In chapter 11, “Dream Angels,” Taylor tells Lou Ann that she is “too good of a mother” to calm Lou Ann’s fears.
At least, that is superficial reason. In a complex book like The Bean Trees, it is unlikely to be the whole story. Why?
Because the motivations of complex characters, who are like real people, are rooted not only in the moment but also in the larger context of the conversation and the even larger context of the characters' tendencies and experiences. Part of what makes Kingsolver’s characters so believable is that most of they say to each other is charged with multiple meanings that flow from relationships and internal feelings.
So, in this case, you should consider what Taylor said to Lou Ann only a few moments before:
You were just looking for a disaster, that’s all. You can’t deny you hunt for them, Lou Ann, even in the paper.
What is Taylor accusing Lou Ann of? What is the tone of this accusation? Playful? Resentful? Weary? Is she trying to get Lou Ann to wake up to her own tendencies or to stifle her complaining because it awakens guilt in Taylor?
How does understanding that context and their relationship affect your answer above?
Still not sure? Look at the conversation that takes place a month later when they discuss Lou Ann’s work responsibilities:
In three weeks’ time she had been promoted to floor manager, setting some kind of company record, but she [Lou Ann] refused to see this as proof that she was a good worker.

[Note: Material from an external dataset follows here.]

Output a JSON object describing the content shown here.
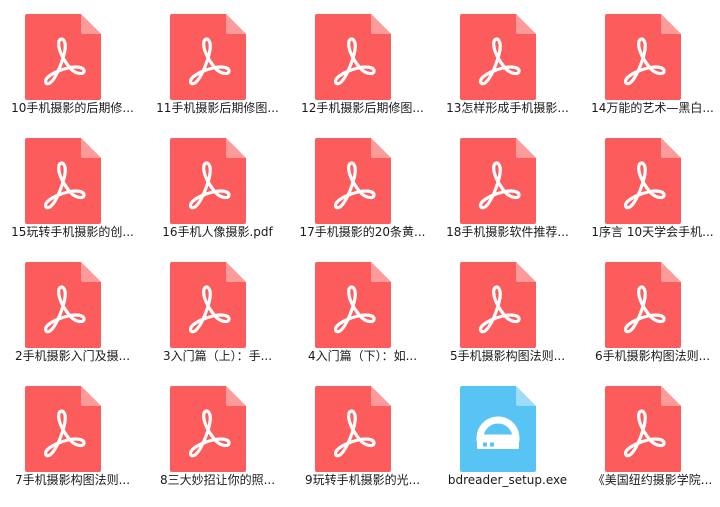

Is Taylor feeling resentful or supportive towards Lou Ann—or a mixture of both? Root out those feelings— and support them with evidence from the text. Then give a complete answer as to why Taylor said what she did, an answer that goes beneath the surface.